Public Law No. 115-123, also known as the Bipartisan Budget Act of 2018, enacted on February 9, 2018, increased the manufacturer discount for beneficiaries in the gap from 50 to 70 percent and reduced beneficiary cost sharing to 25 percent in 2019 for applicable drugs. The discount applies at the point of sale, and both the beneficiary cost sharing and the manufacturer discounts count toward the annual out-of-pocket threshold (known as True Out-of-Pocket Costs). This performance measure reflects CMS's effort to reduce the average out-of-pocket costs paid by non-Low Income Subsidy Medicare beneficiaries while in the coverage gap and to ensure closure of that the coverage gap is closed completely by 2020 as required by law. For 2020 and beyond, the beneficiary, on average, will only be responsible for 25 percent of the costs of both generic and brand name drugs while in the coverage gap, which makes this coverage equivalent to coverage prior to reaching the gap.

Increase the percentage of Medicare Fee-for-Service (FFS) Payments tied to Alternative Payment Models (Lead Agency - CMS; Measure ID - MCR30.1)

  CY 2014 CY 2015 CY 2016 CY 2017 CY 2018 CY 2019
Target Baseline 26% 30% 40% 50% Discontinued
Result 22% 26% 31% 38% 41% N/A
Status Actual Target Met Target Exceeded Target Not Met but Improved Target Not Met but Improved N/A

Increase the percentage of Medicare health care dollars tied to Alternate Payment Models incorporating downside risk (Lead Agency CMS; Measure ID - MCR36)

  FY 2014 FY 2015 FY 2016 FY 2017 FY 2018 FY 2019 FY 2020 FY 2021
Target N/A N/A N/A N/A N/A Baseline 30% 40%
Result N/A N/A N/A N/A N/A 12/15/20 12/15/21 12/15/22
Status N/A N/A N/A N/A N/A Pending Pending Pending

CMS identifies, tests, evaluates, and expands, as appropriate, innovative payment and service delivery models that can reduce Medicare, Medicaid, and the Children's Health Insurance Program expenditures and improve or preserve beneficiary health and quality of care. CMS is testing a variety of alternative payment models (APMs) that create new incentives for clinicians to deliver better care at a lower cost. In addition, CMS is implementing payment reforms that increasingly reward quality and efficiency of care.
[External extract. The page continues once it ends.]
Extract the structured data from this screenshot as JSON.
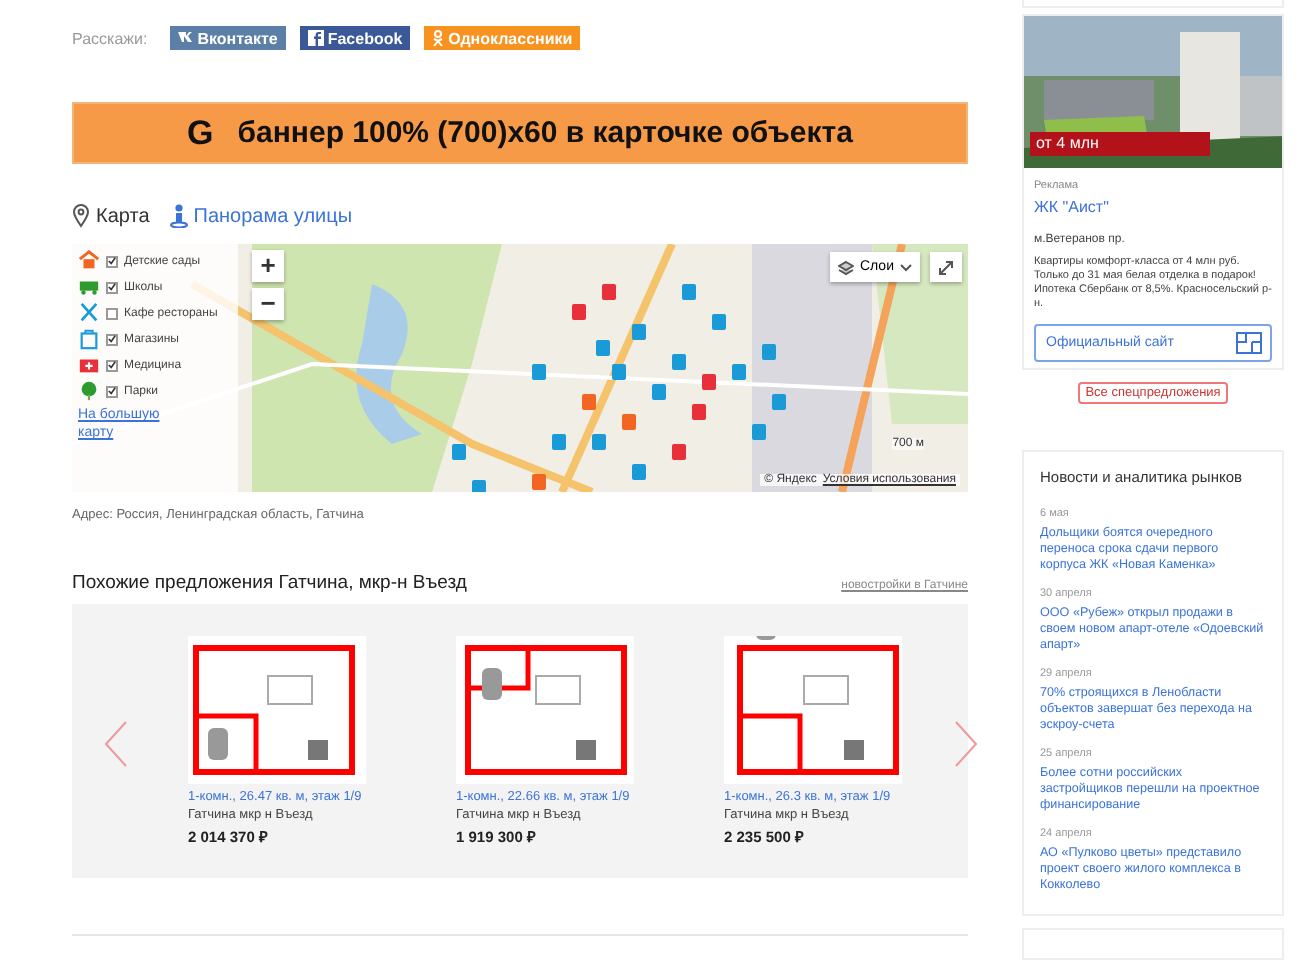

To encourage alignment, Medicare is leading the way by publicly tracking and reporting payments tied to alternative payment models. Moving payments to more APMs in an aligned fashion and on an aligned timeframe increases the overall likelihood that new payment models will succeed. CMS uses a framework to describe and measure health care payments through the stages of transition from pure FFS to more advanced alternative payment models.

Despite falling short of its 2018 target, CMS continues to make good progress by increasing the percentage of FFS Medicare payments tied to APMs to 41 percent. CMS is discontinuing MCR30 for 2018 and is replacing it with MCR36, which ties FFS Medicare payments to the downside risk of APMs.


Content created by Office of Budget (OB)
Content last reviewed